Investment in debt securities is a form of investing that allows major institutions to raise funds. These securities act like requests for loans, and the issuer agrees to repay the money they loan to the investor, usually with interest, at a specific date. The investor buys these securities, and then earns a profit on the interest that accrues. Typically, the value of a unit of commercial paper is one hundred thousand dollars, which makes this type of investment an ideal choice for larger investors.
In contrast to other forms of investment, debt securities are typically low-risk. Governments, for example, issue bonds to fund government programs, pay state debt, and fulfill other missions. Since these bonds are backed by the U.S. government, they don’t carry a high credit risk, but the investor must have confidence in the company’s ability to repay its obligations.
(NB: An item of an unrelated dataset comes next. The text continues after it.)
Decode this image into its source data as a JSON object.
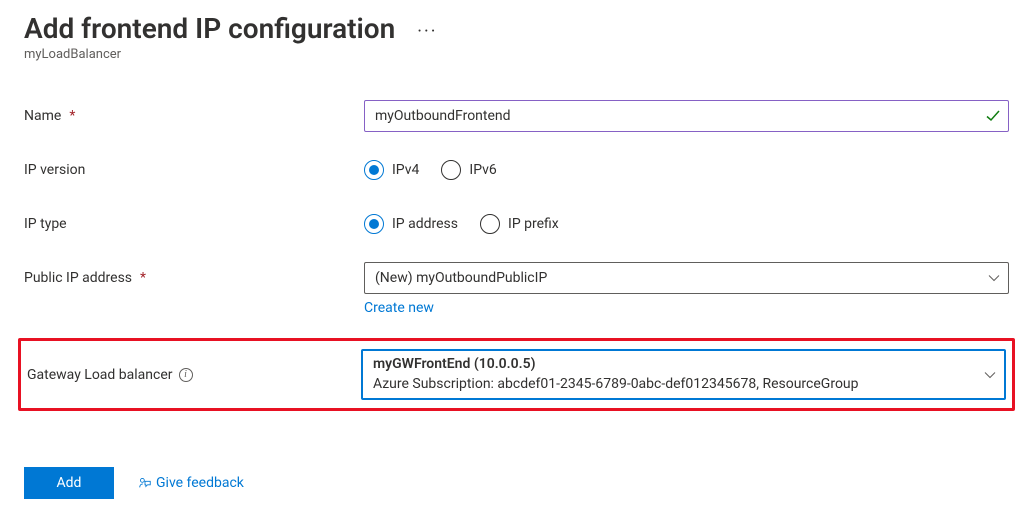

Debt securities are considered to be the safest type of investment because the issuing institution is legally required to make the payments. Nevertheless, there are risks involved, and the issuer may default on the agreement or declare bankruptcy. As a result, the interest rates offered for these instruments are proportional to the risks associated with them.
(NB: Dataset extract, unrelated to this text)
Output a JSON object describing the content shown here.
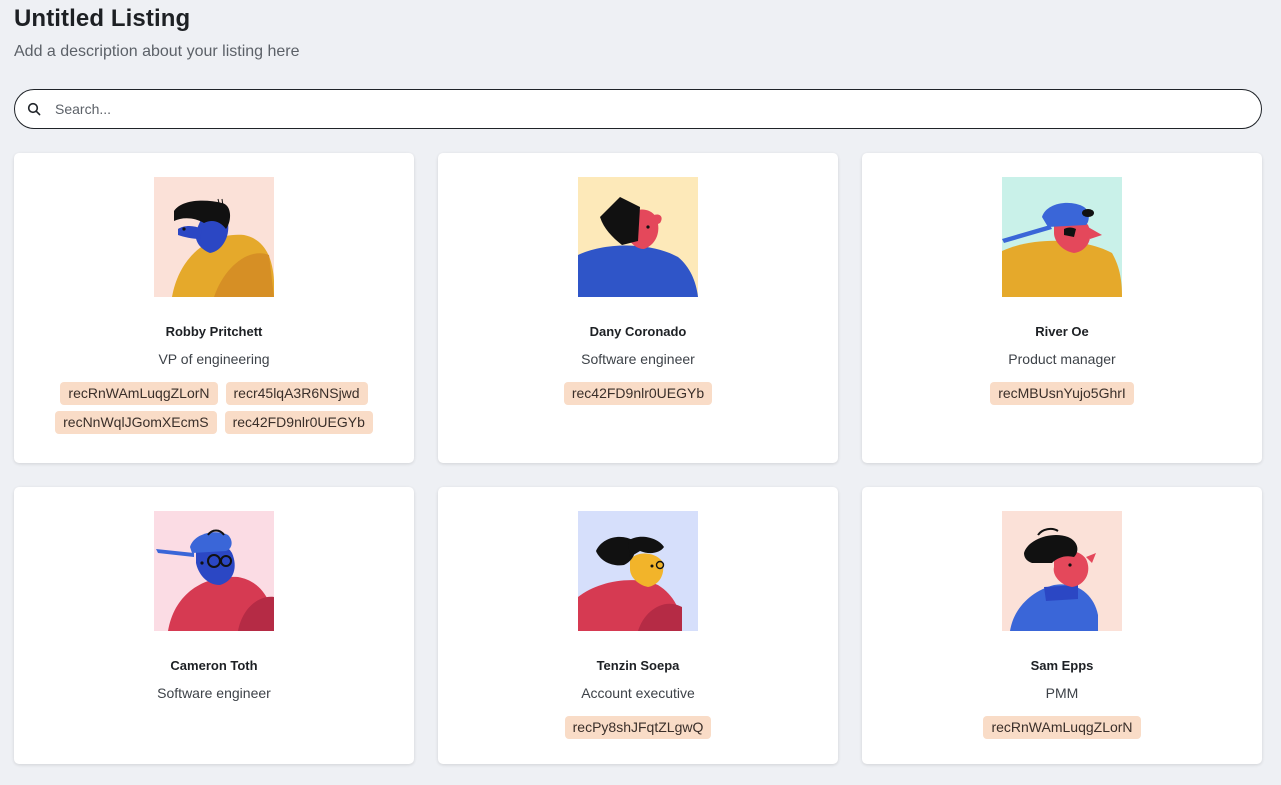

In addition to credit risk, debt securities are also subject to market risk. Inflation lowers the value of debt instruments. For example, if a bond issued by the Treasury has a five-year maturity, the interest payments will be lower than the actual value of the bond.